> **Records shown**
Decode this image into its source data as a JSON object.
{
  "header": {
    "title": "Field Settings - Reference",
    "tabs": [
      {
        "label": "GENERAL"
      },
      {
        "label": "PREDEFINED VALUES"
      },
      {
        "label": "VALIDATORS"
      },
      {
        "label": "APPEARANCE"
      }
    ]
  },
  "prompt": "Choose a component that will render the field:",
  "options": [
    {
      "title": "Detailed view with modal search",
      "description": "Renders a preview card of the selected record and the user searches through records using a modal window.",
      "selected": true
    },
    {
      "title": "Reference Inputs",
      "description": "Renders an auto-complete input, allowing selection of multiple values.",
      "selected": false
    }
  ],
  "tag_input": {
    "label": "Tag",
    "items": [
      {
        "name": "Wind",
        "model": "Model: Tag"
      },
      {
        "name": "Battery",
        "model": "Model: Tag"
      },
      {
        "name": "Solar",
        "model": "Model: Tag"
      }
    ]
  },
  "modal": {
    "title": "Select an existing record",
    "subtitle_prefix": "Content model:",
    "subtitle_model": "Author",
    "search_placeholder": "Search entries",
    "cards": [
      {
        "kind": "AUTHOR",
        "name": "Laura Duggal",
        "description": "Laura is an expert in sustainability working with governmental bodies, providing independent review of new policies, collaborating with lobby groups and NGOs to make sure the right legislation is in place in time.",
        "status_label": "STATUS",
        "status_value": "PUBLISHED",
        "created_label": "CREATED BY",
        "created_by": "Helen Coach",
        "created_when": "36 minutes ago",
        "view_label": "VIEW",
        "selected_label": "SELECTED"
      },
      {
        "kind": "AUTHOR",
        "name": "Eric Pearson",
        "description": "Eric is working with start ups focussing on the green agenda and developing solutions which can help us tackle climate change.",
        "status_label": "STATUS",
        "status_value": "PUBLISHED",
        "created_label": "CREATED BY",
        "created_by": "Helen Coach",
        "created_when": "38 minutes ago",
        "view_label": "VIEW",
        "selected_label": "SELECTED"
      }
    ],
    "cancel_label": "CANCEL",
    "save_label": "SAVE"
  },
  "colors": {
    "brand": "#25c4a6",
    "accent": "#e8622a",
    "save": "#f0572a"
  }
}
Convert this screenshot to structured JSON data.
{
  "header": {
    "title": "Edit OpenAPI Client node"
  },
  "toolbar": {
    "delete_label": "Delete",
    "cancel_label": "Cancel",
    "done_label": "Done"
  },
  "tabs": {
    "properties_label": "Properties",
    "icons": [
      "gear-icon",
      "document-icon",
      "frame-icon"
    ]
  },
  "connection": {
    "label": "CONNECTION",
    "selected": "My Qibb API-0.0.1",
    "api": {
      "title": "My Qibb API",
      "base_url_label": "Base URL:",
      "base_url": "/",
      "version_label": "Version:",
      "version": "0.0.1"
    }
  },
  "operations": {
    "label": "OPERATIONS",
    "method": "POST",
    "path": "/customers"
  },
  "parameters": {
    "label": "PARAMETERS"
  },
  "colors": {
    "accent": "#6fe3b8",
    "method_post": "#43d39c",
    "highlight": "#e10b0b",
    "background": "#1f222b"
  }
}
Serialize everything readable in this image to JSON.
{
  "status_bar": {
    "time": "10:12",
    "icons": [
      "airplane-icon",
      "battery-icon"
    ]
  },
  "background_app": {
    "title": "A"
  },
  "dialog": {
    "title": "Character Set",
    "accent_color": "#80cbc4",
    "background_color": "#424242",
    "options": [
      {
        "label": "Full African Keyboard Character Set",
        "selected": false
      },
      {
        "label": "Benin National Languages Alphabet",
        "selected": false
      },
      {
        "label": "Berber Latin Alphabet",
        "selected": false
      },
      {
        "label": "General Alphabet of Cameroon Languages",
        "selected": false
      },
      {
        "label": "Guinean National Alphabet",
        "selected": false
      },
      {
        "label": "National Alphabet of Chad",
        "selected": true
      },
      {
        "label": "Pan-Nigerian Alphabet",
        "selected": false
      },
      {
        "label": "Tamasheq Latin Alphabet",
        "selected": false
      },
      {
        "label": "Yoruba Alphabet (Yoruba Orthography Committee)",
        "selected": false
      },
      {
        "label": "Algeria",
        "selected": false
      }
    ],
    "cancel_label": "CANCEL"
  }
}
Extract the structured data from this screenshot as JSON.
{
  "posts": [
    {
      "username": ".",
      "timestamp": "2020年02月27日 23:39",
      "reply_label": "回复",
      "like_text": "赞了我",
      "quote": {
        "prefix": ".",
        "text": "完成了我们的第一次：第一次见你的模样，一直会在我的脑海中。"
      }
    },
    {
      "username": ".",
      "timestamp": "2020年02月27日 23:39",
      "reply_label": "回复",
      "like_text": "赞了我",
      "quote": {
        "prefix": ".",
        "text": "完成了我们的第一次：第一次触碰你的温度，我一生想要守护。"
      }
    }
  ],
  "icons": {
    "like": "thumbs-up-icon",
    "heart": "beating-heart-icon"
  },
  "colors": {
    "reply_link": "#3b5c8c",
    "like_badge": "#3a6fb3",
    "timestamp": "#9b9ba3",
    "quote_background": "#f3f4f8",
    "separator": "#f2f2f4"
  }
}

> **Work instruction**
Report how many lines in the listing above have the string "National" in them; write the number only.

> **Written solution**
3